ancestry dna coupon codesAncestry DNA Promo Codes Can Help.

Let’s face it: everyone is at least a little curious about the story of their family history. Sure, there are photographs going back a century and perhaps a few heirlooms from before that. But nothing can cut through stories and conjecture quite like a DNA test. If you use an Ancestry DNA coupon code, then you can find out instantly your genetic history going thousands of years. Do you have Viking DNA in you? (if you’re northern European, chances are you have at least a little).

The reason is simply genetics. Every person has two biological parents, who also have two biological parents. Each grandparent has two more parents. This way, the numbers can add up very quickly.
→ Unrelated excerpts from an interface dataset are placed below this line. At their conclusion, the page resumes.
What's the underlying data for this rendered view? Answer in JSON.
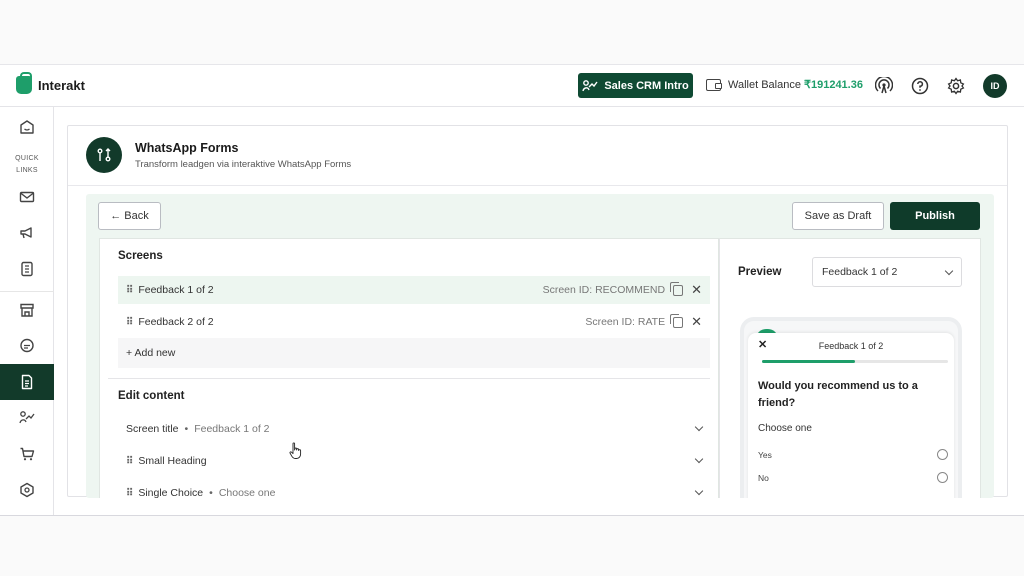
{
  "app": {
    "name": "Interakt"
  },
  "topbar": {
    "crm_button": "Sales CRM Intro",
    "wallet_label": "Wallet Balance",
    "wallet_amount": "₹191241.36",
    "avatar_initials": "ID"
  },
  "sidebar": {
    "quick_links_line1": "QUICK",
    "quick_links_line2": "LINKS"
  },
  "page": {
    "title": "WhatsApp Forms",
    "subtitle": "Transform leadgen via interaktive WhatsApp Forms"
  },
  "toolbar": {
    "back": "← Back",
    "save_draft": "Save as Draft",
    "publish": "Publish"
  },
  "screens": {
    "title": "Screens",
    "items": [
      {
        "label": "Feedback 1 of 2",
        "screen_id": "Screen ID: RECOMMEND"
      },
      {
        "label": "Feedback 2 of 2",
        "screen_id": "Screen ID: RATE"
      }
    ],
    "add_new": "+ Add new"
  },
  "edit_content": {
    "title": "Edit content",
    "rows": [
      {
        "label": "Screen title",
        "value": "Feedback 1 of 2"
      },
      {
        "label": "Small Heading",
        "value": ""
      },
      {
        "label": "Single Choice",
        "value": "Choose one"
      }
    ]
  },
  "preview": {
    "label": "Preview",
    "selected_screen": "Feedback 1 of 2",
    "sheet_title": "Feedback 1 of 2",
    "progress_fraction": 0.5,
    "question": "Would you recommend us to a friend?",
    "choose_label": "Choose one",
    "options": [
      "Yes",
      "No"
    ]
  },
  "colors": {
    "brand_green": "#1e9e6a",
    "dark_green": "#0f3b2a"
  }
}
You have thirty-two great great great grandparents.

Royal Families Tended To Be Huge.

Making your relationship to royalty more likely is the fact that larger families used to be much more common. Medical treatments weren’t as effective. While some royals failed to produce a heir, like Queen Anne I of Great Britain, others had plenty of children. Christine of Mecklenburg-Güstrow gave birth to twenty-three infants, of which eleven survived childhood, and Henry I of England had over twenty children between his many mistresses. Each of those children had royal blood flowing through their veins.

Studies have shown that a majority of Europeans alive today are related to the royal family. In the book Lines of Succession, Michael MacLagan said all present European monarchs are related to William the Conqueror. Elanor Herman notes most of the royal decedents you could meet on the street were from illegitimate children. These children married nobles because their legitimacy made them undesirable to royal suitors.
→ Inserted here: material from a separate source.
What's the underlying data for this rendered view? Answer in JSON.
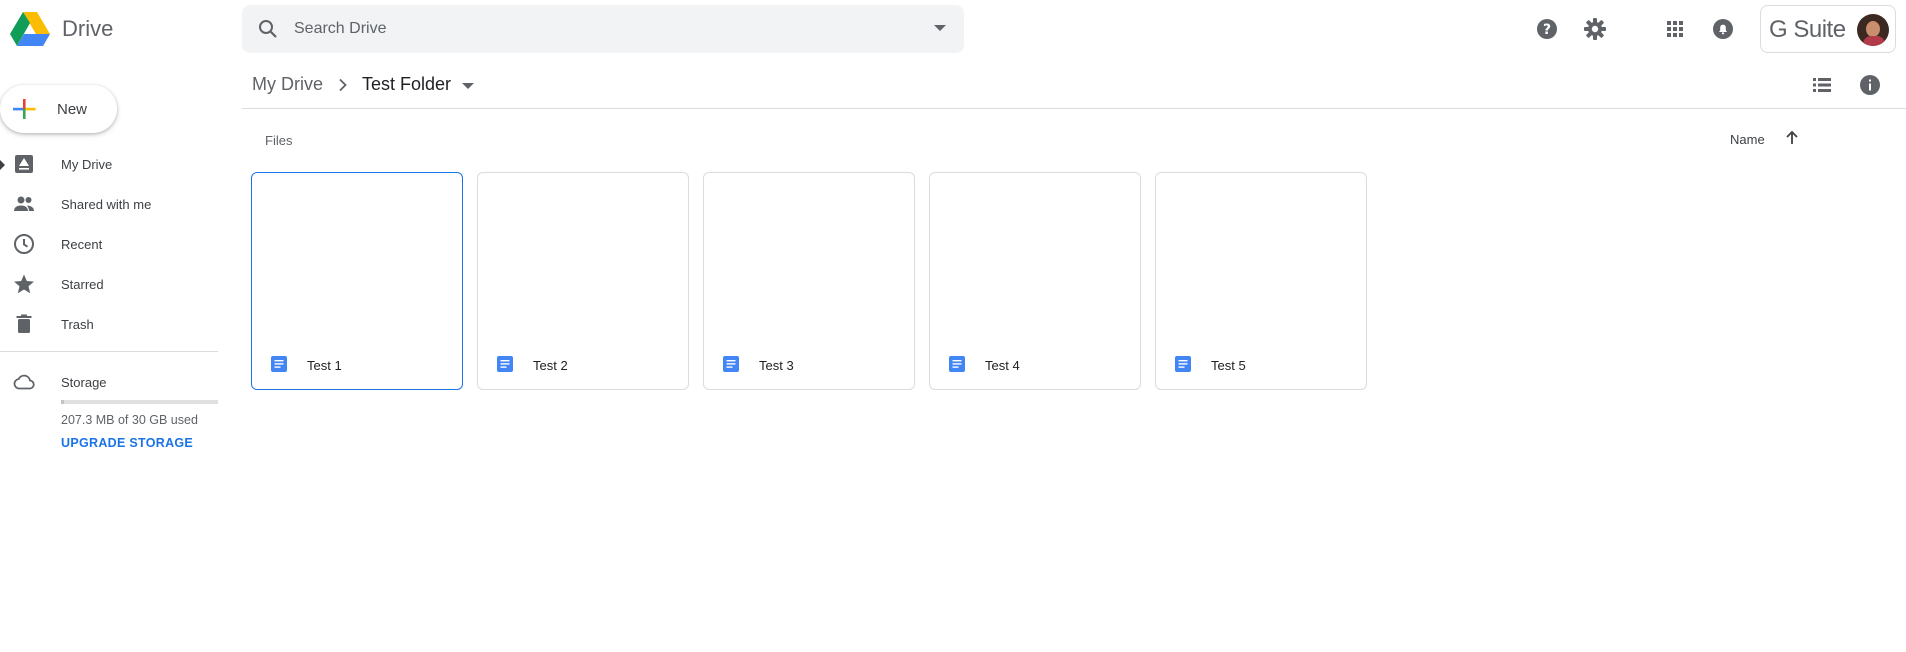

If you have royal blood, could you inherit the throne? Technically, yes. In reality, you have no chance. There are too many other people with stronger connections to the throne. Unless a natural disaster happened and all the royal houses died, you wouldn’t be considered.

So, is your royal blood useless? There may be one use for it: DNA matching. When a body was discovered buried under a parking lot, many archaeologists thought it was the body of Richard III of England. The parking lot was a church’s burial ground five hundred years ago. The University of Leicester recruited Richard III’s direct decedents, including carpenter Michael Ibsen and Wendy Dulag of New Zeland, to help them identify the bones. The researchers found what they had been looking for. The mitochondrial DNA was matched to the bones.

Perhaps you may not affect the present day royalty, but you could help uncover the past. There are many other royal bodies waiting to be discovered and identified. You may not end up being a prince or princess, but you could be the person who helped identify one.